## What needs to be done
Could you please write out each line of the records exactly, minus the pictures?

Record excerpts START

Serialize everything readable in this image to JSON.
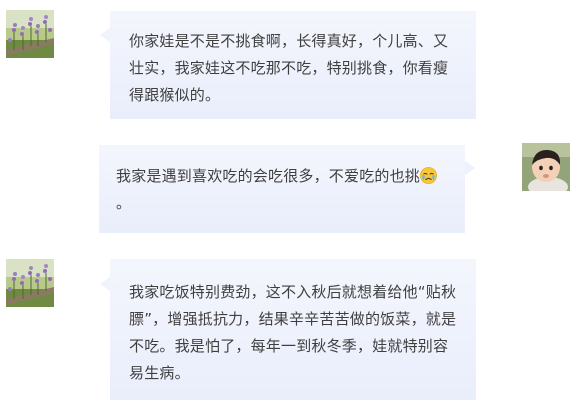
{
  "messages": [
    {
      "side": "left",
      "text": "你家娃是不是不挑食啊，长得真好，个儿高、又壮实，我家娃这不吃那不吃，特别挑食，你看瘦得跟猴似的。"
    },
    {
      "side": "right",
      "text": "我家是遇到喜欢吃的会吃很多，不爱吃的也挑",
      "emoji_icon": "crying-face-icon",
      "text_after": "。"
    },
    {
      "side": "left",
      "text": "我家吃饭特别费劲，这不入秋后就想着给他“贴秋膘”，增强抵抗力，结果辛辛苦苦做的饭菜，就是不吃。我是怕了，每年一到秋冬季，娃就特别容易生病。"
    }
  ],
  "colors": {
    "bubble_top": "#f4f6fd",
    "bubble_bottom": "#e9eefb",
    "text": "#3f3f3f"
  }
}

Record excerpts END

## Output for this exercise
Serialize everything readable in this image to JSON.
{
  "messages": [
    {
      "side": "left",
      "text": "你家娃是不是不挑食啊，长得真好，个儿高、又壮实，我家娃这不吃那不吃，特别挑食，你看瘦得跟猴似的。"
    },
    {
      "side": "right",
      "text": "我家是遇到喜欢吃的会吃很多，不爱吃的也挑",
      "emoji_icon": "crying-face-icon",
      "text_after": "。"
    },
    {
      "side": "left",
      "text": "我家吃饭特别费劲，这不入秋后就想着给他“贴秋膘”，增强抵抗力，结果辛辛苦苦做的饭菜，就是不吃。我是怕了，每年一到秋冬季，娃就特别容易生病。"
    }
  ],
  "colors": {
    "bubble_top": "#f4f6fd",
    "bubble_bottom": "#e9eefb",
    "text": "#3f3f3f"
  }
}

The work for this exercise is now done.